But another very simple water feature can make a garden magic and more inviting to friends and to a variety of wildlife, especially birds. It’s the birdbath and every garden needs at least one. They are a lovely water feature and guaranteed to bring entertainment from the wide variety of birds that visit.
Birdbaths are made from an assortment of materials from stone, metal, concrete, to copper and ceramic. They can be small, large, have bubbly fountains or be quiet reflecting pools of water. Our fine-feathered friends will be most attracted to stone with its textured surface for traction, but because of that texture, they are a little more difficult to clean.
Four birdbaths are in our gardens. Mister gardener has a modern copper one in the center of his vegetable garden, and I have a glazed terracotta and a bronze birdbath, but by far the birds prefer my hypertufa birdbath, an artificial stone basin made by a friend and neighbor. It is surrounded by low evergreen dwarf pittosporum and sits in filtered light beneath the bough of our sycamore tree.
Here are some tips to keep in mind for adding a birdbath:

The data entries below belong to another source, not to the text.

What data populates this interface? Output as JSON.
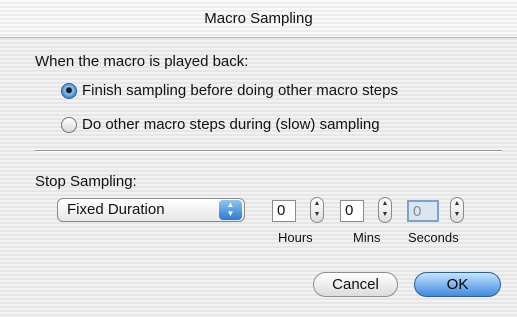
{
  "window": {
    "title": "Macro Sampling"
  },
  "playback": {
    "heading": "When the macro is played back:",
    "options": [
      {
        "label": "Finish sampling before doing other macro steps",
        "selected": true
      },
      {
        "label": "Do other macro steps during (slow) sampling",
        "selected": false
      }
    ]
  },
  "stop": {
    "heading": "Stop Sampling:",
    "mode": "Fixed Duration",
    "hours": {
      "value": "0",
      "label": "Hours"
    },
    "mins": {
      "value": "0",
      "label": "Mins"
    },
    "seconds": {
      "value": "0",
      "label": "Seconds"
    }
  },
  "buttons": {
    "cancel": "Cancel",
    "ok": "OK"
  }
}
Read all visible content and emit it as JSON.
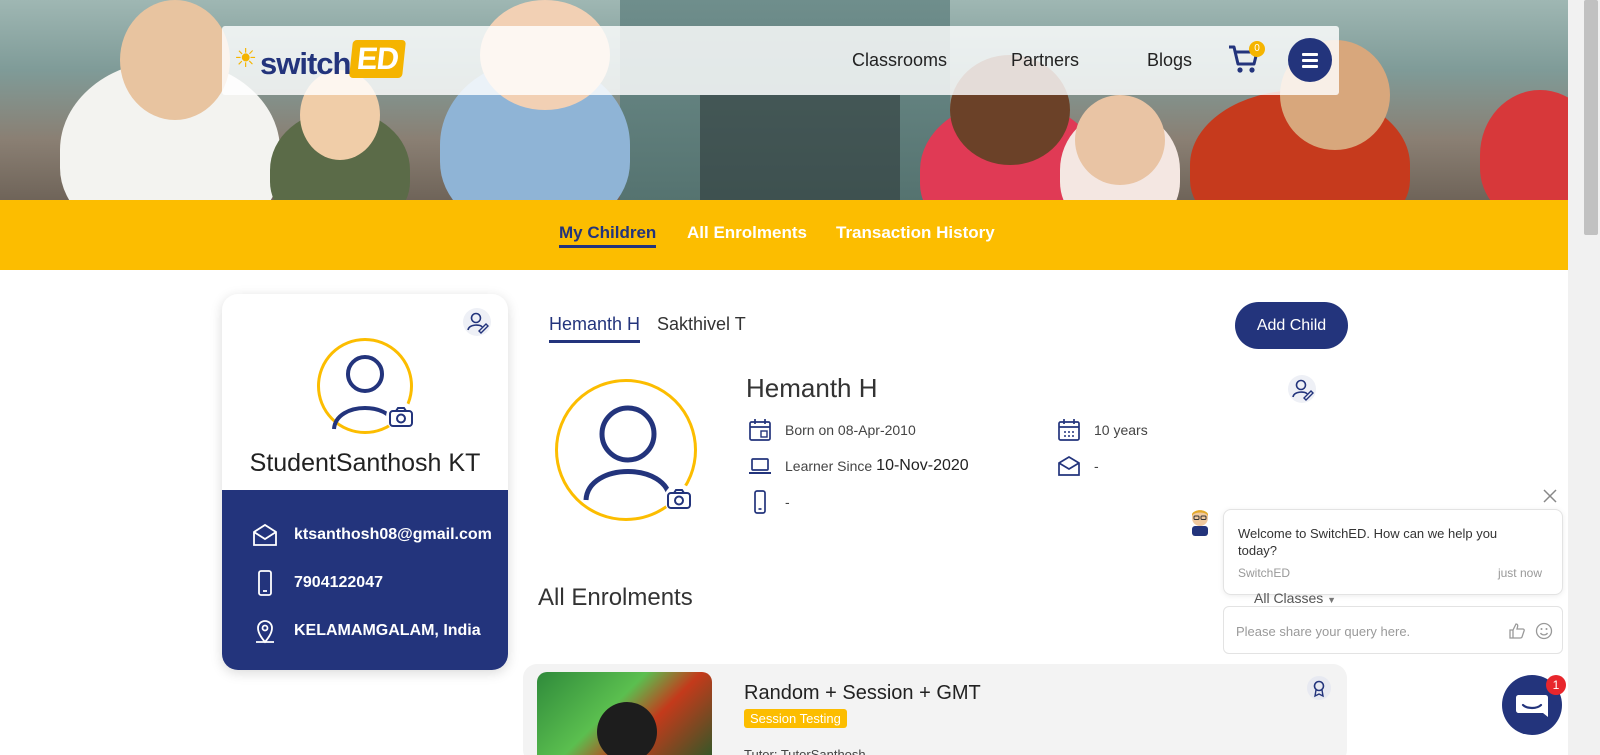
{
  "header": {
    "logo_text_switch": "switch",
    "logo_text_ed": "ED",
    "nav": [
      {
        "label": "Classrooms"
      },
      {
        "label": "Partners"
      },
      {
        "label": "Blogs"
      }
    ],
    "cart_count": "0"
  },
  "tabs": {
    "my_children": "My Children",
    "all_enrolments": "All Enrolments",
    "transaction_history": "Transaction History",
    "active": "My Children"
  },
  "profile": {
    "name": "StudentSanthosh KT",
    "email": "ktsanthosh08@gmail.com",
    "phone": "7904122047",
    "location": "KELAMAMGALAM, India"
  },
  "children": {
    "tabs": [
      "Hemanth H",
      "Sakthivel T"
    ],
    "active": "Hemanth H",
    "add_button": "Add Child",
    "selected": {
      "name": "Hemanth H",
      "born": "Born on 08-Apr-2010",
      "age": "10 years",
      "learner_since_label": "Learner Since",
      "learner_since": "10-Nov-2020",
      "email": "-",
      "phone": "-"
    }
  },
  "enrolments": {
    "title": "All Enrolments",
    "items": [
      {
        "title": "Random + Session + GMT",
        "tag": "Session Testing",
        "tutor": "Tutor: TutorSanthosh"
      }
    ]
  },
  "chat": {
    "message": "Welcome to SwitchED. How can we help you today?",
    "from": "SwitchED",
    "time": "just now",
    "filter": "All Classes",
    "input_placeholder": "Please share your query here.",
    "unread": "1"
  },
  "colors": {
    "brand_blue": "#23347c",
    "brand_yellow": "#fcbd00"
  }
}
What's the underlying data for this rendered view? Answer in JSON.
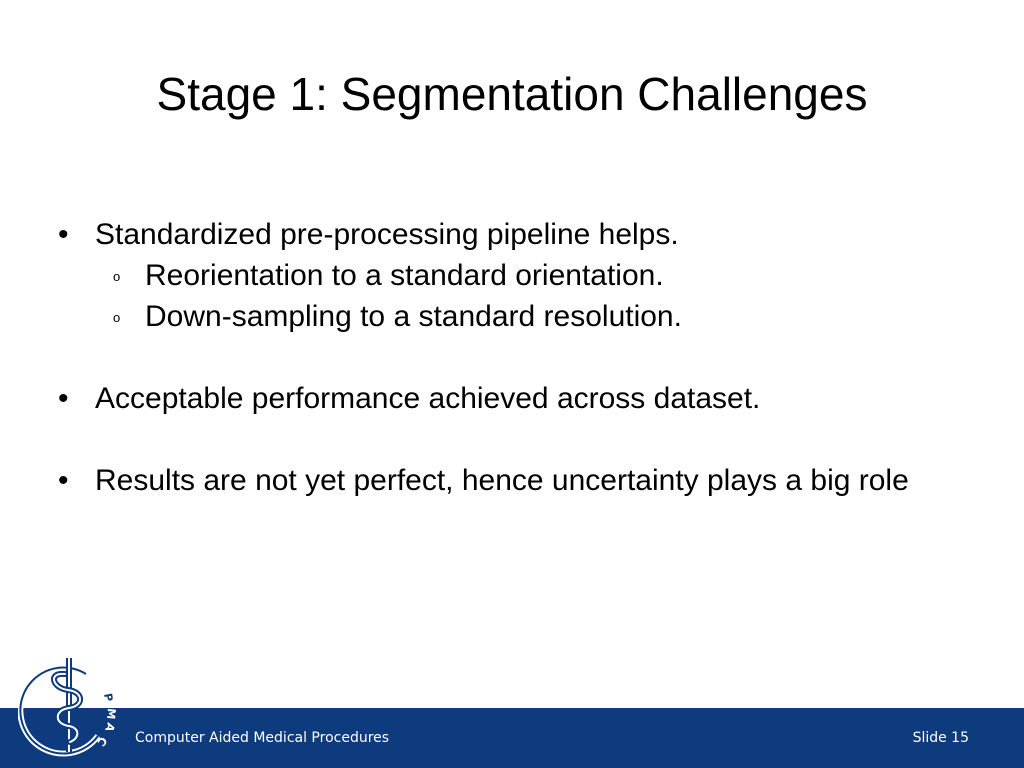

- Place your birdbath close enough to your vantage point to be able to enjoy it.
- Make sure the water level is 3” or less or birds may drown.
- Add rocks if the surface is slippery.
- Hummingbirds will bathe if there is a fountain.
- Elevate the birdbath out of the reach of predators, such as cats.
- Keep the birdbath and water clean to prevent avian diseases.
- Place in semi-shade, if possible.
A simple birdbath will add great interest and delight to the garden and will provide birds an oasis for drinking and bathing. If you are making plans for adding to your garden this spring, consider a birdbath. Below you’ll find an appealing YouTube of Red Crossbills enjoying the cool water on a summer day. Notice the hummingbird defending his territory when the video begins. The yellow crossbills are the females; the small brown striped bird at the end is a juvenile crossbill.
Ann Hohenberger, The Garden Club of Gloucester